To obtain quantities of similar standard helium or nitrogen will not only raise an eyebrow it could be excessively expensive. After all you would be looking, I assume, at medical grades of both these gasses otherwise impurities could affect the cylinder. The helium not so much as pure helium is reasonably easy to obtain, but still expensive.
Personally if you want more power, buy more power. The idea of tampering with gasses in a confined area should rather be left to fools or qualified people with knowledge. Just think of this. Oxygen is flammable to the point of being explosive and hydrogen is to, but in the right quantities they make water which extinguishes fire. Do you want to play with something so mystical?
yes i did test rifles with helium ;200 s 790 fps went up too 1100fps hw100 950 fps-1280fps ev2 775fps 1100 fps till date no problems yet with guns.the hw was very load.very costley R600 PER FILL
I have seen the results of filling rifles with gases other than ordinary clean, filtered air. How the owners of those rifles survived is a mystery to me.
Pre-charged rifles are designed to work properly and efficiently with air so why risk damaging expensive equipment just for the sake of power.
High power does not make you a better shooter, it will not put more game in the bag. Finding the most accurate pellet and then learning to put it in the right place at all airgun distances under all conditions is the key to this game not how many ft.lbs the pellet has got. As WolfFlow rightly says if you need real power for some purpose then get a licence and buy a rimfire or centrefire rifle.
Oh well, there goes the theory of it's cheap to shoot a PCP :-)
Well said Dale, I cant't agree more!. As I said before, at 800 Ft/sec I have enough power to hunt, what I like to hunt, to what I consider a decent distance, of 50meters/yards or just beyond. Playing around with all kind of things we don't always understand/know enough about might lead to accidents, which in turn will all be blamed back to air rifles being unlicenced etc. etc.
I know your fancy tire shops have nitrogen on tap. Not sure about the pressure they provide though. Nitrogen is used in tyres due to the fact that it's pressure is less affected by tempreture. Initially this was only used in racing, but the east rand crowd reckon it'll make their cars faster. :P
Wonder if Affrox would fill a scuba tank of it though?
Safe stuff, being inert - also normal air is 4/5th's nitrogen anyways.
Helium is an inert gas, but nitrogen is most definitely not. Inert means that the element falls within the eighth period of the periodic table and will not react with other chemicals, such as helium, neon and argon.
Nitrogen falls into the fifth period making it more reactive than carbon [not the most active of gasses] and less reactive than oxygen. Just for interest sake after oxygen there is fluorine, which can not be contained in its purest form as it is so reactive that it corrodes all man made materials. Anyway back to nitrogen, although not very reactive, when mixed with hydrogen in the correct ratio becomes ammonium [NH4]. NH4 is large enough quantities will explode on contact with air, the bog spooks. Then there is N2O good old nitrous oxide.
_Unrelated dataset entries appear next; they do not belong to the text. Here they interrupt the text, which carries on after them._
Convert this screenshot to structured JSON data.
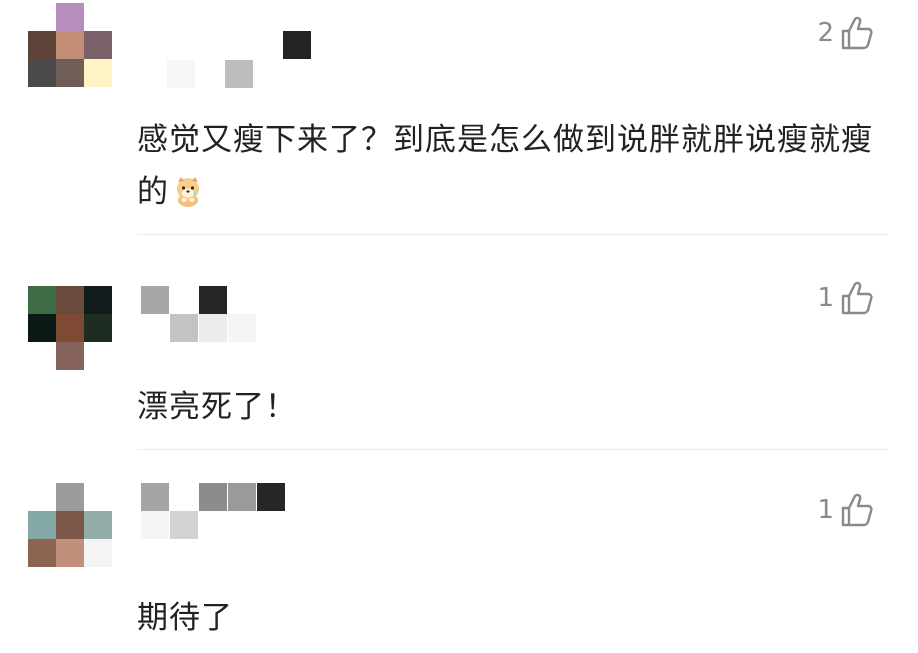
{
  "comments": [
    {
      "likes": "2",
      "text": "感觉又瘦下来了？到底是怎么做到说胖就胖说瘦就瘦的",
      "emoji": "shy-dog-emoji",
      "avatar_pixels": [
        [
          "",
          "#b68dbd",
          ""
        ],
        [
          "#5e4338",
          "#c28d74",
          "#7a6069"
        ],
        [
          "#4d4a4b",
          "#6e5e56",
          "#fff4c6"
        ]
      ]
    },
    {
      "likes": "1",
      "text": "漂亮死了！",
      "avatar_pixels": [
        [
          "#3d6b45",
          "#6b4a3e",
          "#111b1c"
        ],
        [
          "#0c1a17",
          "#7e4a34",
          "#1d2d22"
        ],
        [
          "",
          "#85625b",
          ""
        ]
      ]
    },
    {
      "likes": "1",
      "text": "期待了",
      "avatar_pixels": [
        [
          "",
          "#9c9c9c",
          ""
        ],
        [
          "#85a9a5",
          "#7d5747",
          "#93aea9"
        ],
        [
          "#8c6452",
          "#c18f7b",
          "#f4f4f4"
        ]
      ]
    }
  ],
  "colors": {
    "text": "#222222",
    "like_count": "#8a8a8a",
    "divider": "#ececec"
  }
}
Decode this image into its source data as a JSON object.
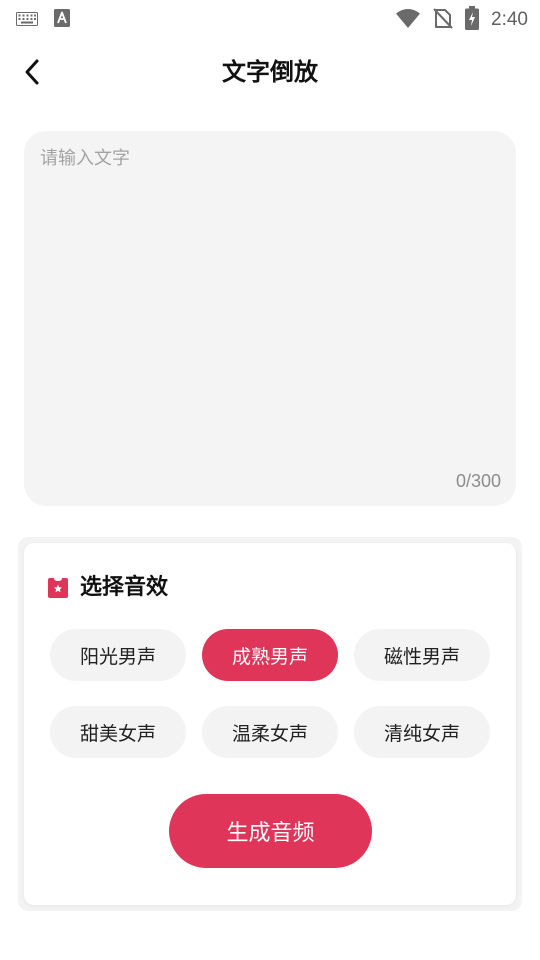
{
  "status_bar": {
    "time": "2:40",
    "icons": [
      "keyboard-icon",
      "font-icon",
      "wifi-icon",
      "no-sim-icon",
      "battery-charging-icon"
    ]
  },
  "header": {
    "title": "文字倒放",
    "back_icon": "chevron-left-icon"
  },
  "text_input": {
    "placeholder": "请输入文字",
    "value": "",
    "counter": "0/300"
  },
  "effects": {
    "title": "选择音效",
    "icon": "ticket-star-icon",
    "options": [
      {
        "label": "阳光男声",
        "selected": false
      },
      {
        "label": "成熟男声",
        "selected": true
      },
      {
        "label": "磁性男声",
        "selected": false
      },
      {
        "label": "甜美女声",
        "selected": false
      },
      {
        "label": "温柔女声",
        "selected": false
      },
      {
        "label": "清纯女声",
        "selected": false
      }
    ]
  },
  "actions": {
    "generate_label": "生成音频"
  },
  "colors": {
    "accent": "#de3558",
    "chip_bg": "#f3f3f3",
    "input_bg": "#f4f4f4"
  }
}
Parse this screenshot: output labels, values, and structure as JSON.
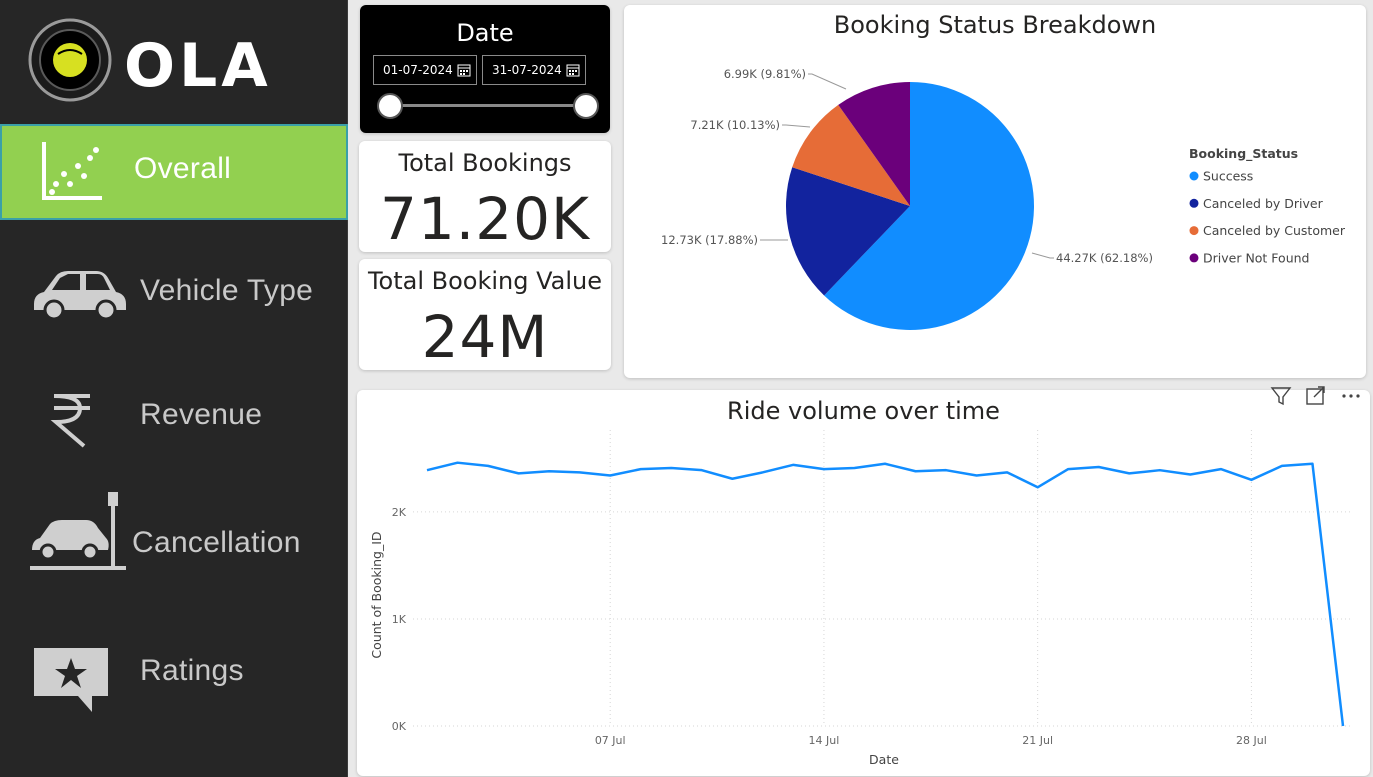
{
  "app": {
    "logo_text": "OLA"
  },
  "sidebar": {
    "items": [
      {
        "label": "Overall",
        "icon": "scatter-chart-icon",
        "active": true
      },
      {
        "label": "Vehicle Type",
        "icon": "car-icon",
        "active": false
      },
      {
        "label": "Revenue",
        "icon": "rupee-icon",
        "active": false
      },
      {
        "label": "Cancellation",
        "icon": "car-crash-icon",
        "active": false
      },
      {
        "label": "Ratings",
        "icon": "star-comment-icon",
        "active": false
      }
    ]
  },
  "date_filter": {
    "title": "Date",
    "start": "01-07-2024",
    "end": "31-07-2024"
  },
  "kpis": {
    "total_bookings_label": "Total Bookings",
    "total_bookings_value": "71.20K",
    "total_value_label": "Total Booking Value",
    "total_value_value": "24M"
  },
  "colors": {
    "sidebar_bg": "#262626",
    "active_nav": "#92d050",
    "success": "#118dff",
    "canceled_driver": "#12239e",
    "canceled_customer": "#e66c37",
    "driver_not_found": "#6b007b",
    "line": "#118dff"
  },
  "chart_data": [
    {
      "type": "pie",
      "title": "Booking Status Breakdown",
      "legend_title": "Booking_Status",
      "legend_position": "right",
      "slices": [
        {
          "label": "Success",
          "value": 44270,
          "data_label": "44.27K (62.18%)",
          "color": "#118dff"
        },
        {
          "label": "Canceled by Driver",
          "value": 12730,
          "data_label": "12.73K (17.88%)",
          "color": "#12239e"
        },
        {
          "label": "Canceled by Customer",
          "value": 7210,
          "data_label": "7.21K (10.13%)",
          "color": "#e66c37"
        },
        {
          "label": "Driver Not Found",
          "value": 6990,
          "data_label": "6.99K (9.81%)",
          "color": "#6b007b"
        }
      ]
    },
    {
      "type": "line",
      "title": "Ride volume over time",
      "xlabel": "Date",
      "ylabel": "Count of Booking_ID",
      "ylim": [
        0,
        2700
      ],
      "y_ticks": [
        0,
        1000,
        2000
      ],
      "y_tick_labels": [
        "0K",
        "1K",
        "2K"
      ],
      "x_tick_days": [
        7,
        14,
        21,
        28
      ],
      "x_tick_labels": [
        "07 Jul",
        "14 Jul",
        "21 Jul",
        "28 Jul"
      ],
      "grid": true,
      "x": [
        1,
        2,
        3,
        4,
        5,
        6,
        7,
        8,
        9,
        10,
        11,
        12,
        13,
        14,
        15,
        16,
        17,
        18,
        19,
        20,
        21,
        22,
        23,
        24,
        25,
        26,
        27,
        28,
        29,
        30,
        31
      ],
      "series": [
        {
          "values": [
            2390,
            2460,
            2430,
            2360,
            2380,
            2370,
            2340,
            2400,
            2410,
            2390,
            2310,
            2370,
            2440,
            2400,
            2410,
            2450,
            2380,
            2390,
            2340,
            2370,
            2230,
            2400,
            2420,
            2360,
            2390,
            2350,
            2400,
            2300,
            2430,
            2450,
            0
          ]
        }
      ]
    }
  ]
}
While used as a general propellant, this becomes explosive when pressurized and heated in a cylinder.
With very little stretch of the imagination you can workout the danger you are exposing yourself to when using nitrogen. So helium appears to be a safe, inert or noble gas, but! Firstly helium is very expensive due to its scarcity and secondly do you know where helium ?comes from?? Helium is a resultant gas of radioactive decay, oh yes I want that in my multi thousand rand air rifle I sold my wife for.
I reiterate, fill the weapon?s cylinder with clean air as prescribed. Want more power?buy a baseball bat, they work safely under all circumstances.